187 `OPT_ARGUMENT(long, description)`::
188 Introduce a long-option argument that will be kept in `argv[]`.
189
190 `OPT_NUMBER_CALLBACK(&var, description, func_ptr)`::
191 Recognize numerical options like -123 and feed the integer as
192 if it was an argument to the function given by `func_ptr`.
193 The result will be put into `var`. There can be only one such
194 option definition. It cannot be negated and it takes no
195 arguments. Short options that happen to be digits take
196 precedence over it.
197

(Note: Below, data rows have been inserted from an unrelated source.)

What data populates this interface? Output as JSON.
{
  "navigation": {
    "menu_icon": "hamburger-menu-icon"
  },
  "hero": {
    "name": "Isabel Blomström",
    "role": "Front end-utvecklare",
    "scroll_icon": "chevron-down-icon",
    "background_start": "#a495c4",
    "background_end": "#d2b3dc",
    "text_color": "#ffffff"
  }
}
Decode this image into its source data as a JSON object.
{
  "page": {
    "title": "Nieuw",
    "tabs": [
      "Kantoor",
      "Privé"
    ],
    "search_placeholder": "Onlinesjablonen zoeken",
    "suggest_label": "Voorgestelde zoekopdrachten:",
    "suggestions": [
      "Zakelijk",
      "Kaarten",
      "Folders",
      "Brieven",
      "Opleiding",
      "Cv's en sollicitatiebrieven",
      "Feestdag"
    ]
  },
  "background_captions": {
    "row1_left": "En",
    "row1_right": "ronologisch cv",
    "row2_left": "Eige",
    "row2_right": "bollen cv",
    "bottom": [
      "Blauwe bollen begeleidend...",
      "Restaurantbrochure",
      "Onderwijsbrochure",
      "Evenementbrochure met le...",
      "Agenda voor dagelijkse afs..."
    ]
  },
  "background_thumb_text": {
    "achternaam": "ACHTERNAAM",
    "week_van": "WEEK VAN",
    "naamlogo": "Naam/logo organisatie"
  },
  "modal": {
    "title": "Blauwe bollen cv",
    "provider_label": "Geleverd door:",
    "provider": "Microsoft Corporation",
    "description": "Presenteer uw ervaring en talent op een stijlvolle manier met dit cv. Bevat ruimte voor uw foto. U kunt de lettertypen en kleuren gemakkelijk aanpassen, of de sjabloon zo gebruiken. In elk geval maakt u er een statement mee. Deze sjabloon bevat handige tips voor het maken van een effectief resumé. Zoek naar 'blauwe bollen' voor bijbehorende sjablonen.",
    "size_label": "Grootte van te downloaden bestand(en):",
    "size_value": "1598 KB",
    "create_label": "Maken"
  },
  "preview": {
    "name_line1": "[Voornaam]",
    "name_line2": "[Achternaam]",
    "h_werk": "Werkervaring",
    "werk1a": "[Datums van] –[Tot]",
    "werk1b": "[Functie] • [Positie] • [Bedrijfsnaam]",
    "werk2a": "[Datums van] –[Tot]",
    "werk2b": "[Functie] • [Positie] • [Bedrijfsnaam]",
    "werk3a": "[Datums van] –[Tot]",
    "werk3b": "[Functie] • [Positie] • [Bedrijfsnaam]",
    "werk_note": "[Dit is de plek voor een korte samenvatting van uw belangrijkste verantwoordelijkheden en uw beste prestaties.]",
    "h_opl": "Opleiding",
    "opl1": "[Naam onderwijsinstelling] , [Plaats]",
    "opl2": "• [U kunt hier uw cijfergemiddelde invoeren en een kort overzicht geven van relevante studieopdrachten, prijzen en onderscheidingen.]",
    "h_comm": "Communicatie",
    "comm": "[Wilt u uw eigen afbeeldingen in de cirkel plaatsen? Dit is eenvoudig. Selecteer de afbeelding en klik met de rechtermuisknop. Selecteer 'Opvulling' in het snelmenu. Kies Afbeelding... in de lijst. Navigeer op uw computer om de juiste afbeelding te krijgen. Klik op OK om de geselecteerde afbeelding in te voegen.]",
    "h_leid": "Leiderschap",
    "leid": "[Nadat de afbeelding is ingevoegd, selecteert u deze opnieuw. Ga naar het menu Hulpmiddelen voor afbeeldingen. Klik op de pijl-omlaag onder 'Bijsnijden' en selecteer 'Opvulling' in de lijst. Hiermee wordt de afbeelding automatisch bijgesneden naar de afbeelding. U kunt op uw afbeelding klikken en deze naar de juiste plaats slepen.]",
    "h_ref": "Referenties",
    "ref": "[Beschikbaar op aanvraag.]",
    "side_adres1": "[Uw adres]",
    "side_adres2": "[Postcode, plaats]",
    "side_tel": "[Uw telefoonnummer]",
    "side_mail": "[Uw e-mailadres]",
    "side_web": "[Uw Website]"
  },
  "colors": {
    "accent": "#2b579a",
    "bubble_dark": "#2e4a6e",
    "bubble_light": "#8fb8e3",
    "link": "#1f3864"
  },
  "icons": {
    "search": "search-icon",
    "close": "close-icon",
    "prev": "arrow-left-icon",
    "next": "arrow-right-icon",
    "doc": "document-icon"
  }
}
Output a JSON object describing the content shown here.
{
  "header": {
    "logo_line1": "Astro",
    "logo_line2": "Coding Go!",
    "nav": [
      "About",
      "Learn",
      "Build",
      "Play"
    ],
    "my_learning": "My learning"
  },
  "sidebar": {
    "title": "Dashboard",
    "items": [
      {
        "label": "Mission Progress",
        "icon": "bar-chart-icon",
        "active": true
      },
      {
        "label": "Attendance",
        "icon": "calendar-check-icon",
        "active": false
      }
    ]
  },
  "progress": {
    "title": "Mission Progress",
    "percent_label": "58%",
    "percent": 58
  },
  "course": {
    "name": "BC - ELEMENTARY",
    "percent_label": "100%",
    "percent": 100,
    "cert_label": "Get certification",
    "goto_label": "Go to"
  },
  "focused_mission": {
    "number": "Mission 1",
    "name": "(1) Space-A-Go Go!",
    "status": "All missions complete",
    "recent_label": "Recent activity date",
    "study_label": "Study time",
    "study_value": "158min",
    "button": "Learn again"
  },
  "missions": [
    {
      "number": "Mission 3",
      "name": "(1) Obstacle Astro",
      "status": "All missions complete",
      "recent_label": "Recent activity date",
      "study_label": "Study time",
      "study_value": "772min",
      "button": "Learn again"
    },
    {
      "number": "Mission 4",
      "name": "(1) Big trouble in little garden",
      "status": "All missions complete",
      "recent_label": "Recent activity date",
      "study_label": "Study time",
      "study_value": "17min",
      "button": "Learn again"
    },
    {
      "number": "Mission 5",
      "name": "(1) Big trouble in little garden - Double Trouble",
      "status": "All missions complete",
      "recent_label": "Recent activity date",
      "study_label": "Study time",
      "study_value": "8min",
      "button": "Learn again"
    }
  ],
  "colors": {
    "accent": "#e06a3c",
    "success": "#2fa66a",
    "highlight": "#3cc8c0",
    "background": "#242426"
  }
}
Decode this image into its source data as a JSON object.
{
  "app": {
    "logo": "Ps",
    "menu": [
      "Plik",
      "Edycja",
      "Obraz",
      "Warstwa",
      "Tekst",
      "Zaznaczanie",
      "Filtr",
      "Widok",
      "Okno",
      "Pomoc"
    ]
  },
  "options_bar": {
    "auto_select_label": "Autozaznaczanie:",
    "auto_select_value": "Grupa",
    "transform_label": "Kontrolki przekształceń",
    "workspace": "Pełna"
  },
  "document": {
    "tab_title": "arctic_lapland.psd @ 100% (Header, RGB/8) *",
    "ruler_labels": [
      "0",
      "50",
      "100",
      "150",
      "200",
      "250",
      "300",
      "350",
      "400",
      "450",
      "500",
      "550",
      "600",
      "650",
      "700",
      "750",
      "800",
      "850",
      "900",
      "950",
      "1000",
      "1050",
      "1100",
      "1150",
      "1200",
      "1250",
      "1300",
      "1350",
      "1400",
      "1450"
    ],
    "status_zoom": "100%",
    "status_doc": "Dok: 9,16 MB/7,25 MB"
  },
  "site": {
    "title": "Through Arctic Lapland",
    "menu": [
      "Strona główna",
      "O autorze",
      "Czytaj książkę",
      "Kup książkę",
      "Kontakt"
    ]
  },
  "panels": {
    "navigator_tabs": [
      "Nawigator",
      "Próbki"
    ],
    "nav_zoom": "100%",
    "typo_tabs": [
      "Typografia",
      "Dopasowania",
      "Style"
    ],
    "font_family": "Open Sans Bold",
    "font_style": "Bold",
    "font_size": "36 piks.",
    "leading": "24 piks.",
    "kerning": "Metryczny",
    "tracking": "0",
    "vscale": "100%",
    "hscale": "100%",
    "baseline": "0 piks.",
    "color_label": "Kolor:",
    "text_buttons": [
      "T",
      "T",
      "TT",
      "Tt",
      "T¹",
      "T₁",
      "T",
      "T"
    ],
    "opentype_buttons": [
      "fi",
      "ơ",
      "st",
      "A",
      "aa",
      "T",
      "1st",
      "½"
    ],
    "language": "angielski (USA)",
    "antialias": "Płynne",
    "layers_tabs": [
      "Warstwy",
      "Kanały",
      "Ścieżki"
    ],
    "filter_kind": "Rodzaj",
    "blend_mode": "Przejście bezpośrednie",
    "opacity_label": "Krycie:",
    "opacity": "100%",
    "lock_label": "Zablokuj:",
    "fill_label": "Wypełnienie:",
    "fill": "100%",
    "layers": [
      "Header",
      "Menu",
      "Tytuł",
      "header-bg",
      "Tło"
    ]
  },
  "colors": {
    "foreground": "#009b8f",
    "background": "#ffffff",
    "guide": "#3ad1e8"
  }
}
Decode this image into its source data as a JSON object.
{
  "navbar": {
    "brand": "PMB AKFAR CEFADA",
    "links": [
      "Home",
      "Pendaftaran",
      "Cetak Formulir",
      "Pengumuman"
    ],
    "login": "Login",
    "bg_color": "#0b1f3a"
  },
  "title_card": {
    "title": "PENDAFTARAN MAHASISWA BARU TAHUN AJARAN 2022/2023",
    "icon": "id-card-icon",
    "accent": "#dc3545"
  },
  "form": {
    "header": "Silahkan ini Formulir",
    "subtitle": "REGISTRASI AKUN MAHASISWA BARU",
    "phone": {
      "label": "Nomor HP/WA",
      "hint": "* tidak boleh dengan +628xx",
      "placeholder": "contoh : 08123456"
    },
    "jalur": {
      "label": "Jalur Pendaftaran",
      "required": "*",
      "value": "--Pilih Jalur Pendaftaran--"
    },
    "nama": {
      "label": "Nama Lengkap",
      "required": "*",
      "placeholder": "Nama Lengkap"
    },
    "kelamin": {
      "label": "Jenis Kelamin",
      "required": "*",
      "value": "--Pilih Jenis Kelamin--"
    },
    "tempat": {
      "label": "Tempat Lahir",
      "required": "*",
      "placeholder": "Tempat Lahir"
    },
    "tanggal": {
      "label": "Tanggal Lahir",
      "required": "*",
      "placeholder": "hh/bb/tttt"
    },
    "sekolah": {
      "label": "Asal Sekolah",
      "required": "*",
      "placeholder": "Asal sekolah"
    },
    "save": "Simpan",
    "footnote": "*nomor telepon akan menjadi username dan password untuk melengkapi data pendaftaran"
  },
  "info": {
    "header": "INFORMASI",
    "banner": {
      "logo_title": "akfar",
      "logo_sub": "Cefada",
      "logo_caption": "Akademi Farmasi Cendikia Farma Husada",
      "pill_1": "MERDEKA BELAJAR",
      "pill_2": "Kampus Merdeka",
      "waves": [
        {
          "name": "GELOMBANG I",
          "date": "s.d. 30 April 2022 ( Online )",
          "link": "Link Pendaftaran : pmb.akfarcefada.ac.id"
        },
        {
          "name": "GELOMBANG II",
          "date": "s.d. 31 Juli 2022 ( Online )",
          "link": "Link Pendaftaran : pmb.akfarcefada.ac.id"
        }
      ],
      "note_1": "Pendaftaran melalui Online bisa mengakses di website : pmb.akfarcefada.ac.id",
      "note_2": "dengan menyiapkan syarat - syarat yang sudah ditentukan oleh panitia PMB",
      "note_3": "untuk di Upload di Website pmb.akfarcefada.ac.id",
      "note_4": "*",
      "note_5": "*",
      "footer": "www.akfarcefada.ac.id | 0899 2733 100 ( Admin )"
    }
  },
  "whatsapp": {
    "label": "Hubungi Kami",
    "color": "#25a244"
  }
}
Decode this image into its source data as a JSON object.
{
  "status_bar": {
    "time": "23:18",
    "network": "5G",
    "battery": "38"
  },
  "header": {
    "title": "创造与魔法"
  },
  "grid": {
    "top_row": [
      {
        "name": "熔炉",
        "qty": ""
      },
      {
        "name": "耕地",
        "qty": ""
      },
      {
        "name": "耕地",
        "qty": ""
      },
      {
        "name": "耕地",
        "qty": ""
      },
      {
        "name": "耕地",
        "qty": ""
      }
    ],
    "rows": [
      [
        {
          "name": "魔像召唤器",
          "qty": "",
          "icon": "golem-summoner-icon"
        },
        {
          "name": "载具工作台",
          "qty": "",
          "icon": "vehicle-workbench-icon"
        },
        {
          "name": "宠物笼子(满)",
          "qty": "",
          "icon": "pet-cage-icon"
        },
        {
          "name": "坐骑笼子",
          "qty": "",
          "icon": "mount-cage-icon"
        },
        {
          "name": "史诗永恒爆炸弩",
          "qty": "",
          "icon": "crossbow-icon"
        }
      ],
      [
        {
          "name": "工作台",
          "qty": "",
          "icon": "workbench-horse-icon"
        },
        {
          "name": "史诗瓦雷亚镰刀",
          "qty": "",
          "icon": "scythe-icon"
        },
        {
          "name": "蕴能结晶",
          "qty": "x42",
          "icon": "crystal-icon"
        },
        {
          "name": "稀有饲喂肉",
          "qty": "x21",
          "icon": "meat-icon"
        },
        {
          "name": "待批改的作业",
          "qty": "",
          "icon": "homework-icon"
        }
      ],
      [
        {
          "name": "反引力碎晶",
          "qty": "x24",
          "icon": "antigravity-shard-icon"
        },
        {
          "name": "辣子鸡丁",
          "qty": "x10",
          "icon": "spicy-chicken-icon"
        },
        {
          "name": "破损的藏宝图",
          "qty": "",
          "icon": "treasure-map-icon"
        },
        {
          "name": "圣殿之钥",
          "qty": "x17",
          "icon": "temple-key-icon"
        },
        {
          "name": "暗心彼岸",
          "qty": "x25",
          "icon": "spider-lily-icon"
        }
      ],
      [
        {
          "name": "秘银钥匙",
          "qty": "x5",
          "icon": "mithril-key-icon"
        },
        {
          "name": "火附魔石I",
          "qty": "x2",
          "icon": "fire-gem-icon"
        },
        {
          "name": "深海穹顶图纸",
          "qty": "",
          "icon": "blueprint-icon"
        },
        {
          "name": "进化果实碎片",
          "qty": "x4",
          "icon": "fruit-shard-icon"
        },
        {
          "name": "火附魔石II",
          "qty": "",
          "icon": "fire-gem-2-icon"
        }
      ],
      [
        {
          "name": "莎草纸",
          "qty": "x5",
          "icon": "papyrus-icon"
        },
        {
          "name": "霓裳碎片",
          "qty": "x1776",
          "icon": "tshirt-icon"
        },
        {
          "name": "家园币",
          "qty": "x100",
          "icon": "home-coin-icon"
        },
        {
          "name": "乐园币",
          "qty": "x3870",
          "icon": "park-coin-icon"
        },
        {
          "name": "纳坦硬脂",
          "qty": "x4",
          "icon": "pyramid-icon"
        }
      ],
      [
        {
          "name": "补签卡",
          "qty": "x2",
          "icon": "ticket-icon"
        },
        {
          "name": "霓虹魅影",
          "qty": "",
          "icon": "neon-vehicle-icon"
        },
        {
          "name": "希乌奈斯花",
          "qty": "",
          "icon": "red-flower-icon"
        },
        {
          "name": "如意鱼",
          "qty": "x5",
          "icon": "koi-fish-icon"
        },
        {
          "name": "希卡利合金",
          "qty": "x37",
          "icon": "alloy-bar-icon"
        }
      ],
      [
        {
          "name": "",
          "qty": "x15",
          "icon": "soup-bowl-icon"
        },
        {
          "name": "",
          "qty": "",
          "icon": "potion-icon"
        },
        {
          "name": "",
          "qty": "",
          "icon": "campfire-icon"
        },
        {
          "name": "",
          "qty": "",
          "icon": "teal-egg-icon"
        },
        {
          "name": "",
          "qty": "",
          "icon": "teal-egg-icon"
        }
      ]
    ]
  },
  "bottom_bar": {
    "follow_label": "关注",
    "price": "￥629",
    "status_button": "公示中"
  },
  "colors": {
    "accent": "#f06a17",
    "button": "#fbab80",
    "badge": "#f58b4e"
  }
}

198 `OPT_COLOR_FLAG(short, long, &int_var, description)`::
199 Introduce an option that takes an optional argument that can
200 have one of three values: "always", "never", or "auto". If the
201 argument is not given, it defaults to "always". The `--no-` form
202 works like `--long=never`; it cannot take an argument. If
203 "always", set `int_var` to 1; if "never", set `int_var` to 0; if
204 "auto", set `int_var` to 1 if stdout is a tty or a pager,
205 0 otherwise.
206
207
208 The last element of the array must be `OPT_END()`.
209
210 If not stated otherwise, interpret the arguments as follows:
211
212 * `short` is a character for the short option
213 (e.g. `{apostrophe}e{apostrophe}` for `-e`, use `0` to omit),
214
215 * `long` is a string for the long option
216 (e.g. `"example"` for `\--example`, use `NULL` to omit),
217
218 * `int_var` is an integer variable,
219
220 * `str_var` is a string variable (`char *`),
221
222 * `arg_str` is the string that is shown as argument
223 (e.g. `"branch"` will result in `<branch>`).
224 If set to `NULL`, three dots (`...`) will be displayed.
225
226 * `description` is a short string to describe the effect of the option.
227 It shall begin with a lower-case letter and a full stop (`.`) shall be
228 omitted at the end.
229
230 Option Callbacks
231 ----------------
232
233 The function must be defined in this form:
234
235 int func(const struct option *opt, const char *arg, int unset)
236
237 The callback mechanism is as follows:
238
239 * Inside `func`, the only interesting member of the structure
240 given by `opt` is the void pointer `opt\->value`.
241 `\*opt\->value` will be the value that is saved into `var`, if you
242 use `OPT_CALLBACK()`.
243 For example, do `*(unsigned long *)opt\->value = 42;` to get 42
244 into an `unsigned long` variable.
245
246 * Return value `0` indicates success and non-zero return
247 value will invoke `usage_with_options()` and, thus, die.
248
249 * If the user negates the option, `arg` is `NULL` and `unset` is 1.
250
251 Sophisticated option parsing
252 ----------------------------
253
254 If you need, for example, option callbacks with optional arguments
255 or without arguments at all, or if you need other special cases,
256 that are not handled by the macros above, you need to specify the
257 members of the `option` structure manually.
258
259 This is not covered in this document, but well documented
260 in `parse-options.h` itself.
261
262 Examples
263 --------
264
265 See `test-parse-options.c` and
266 `builtin-add.c`,
267 `builtin-clone.c`,
268 `builtin-commit.c`,
269 `builtin-fetch.c`,
270 `builtin-fsck.c`,
271 `builtin-rm.c`
272 for real-world examples.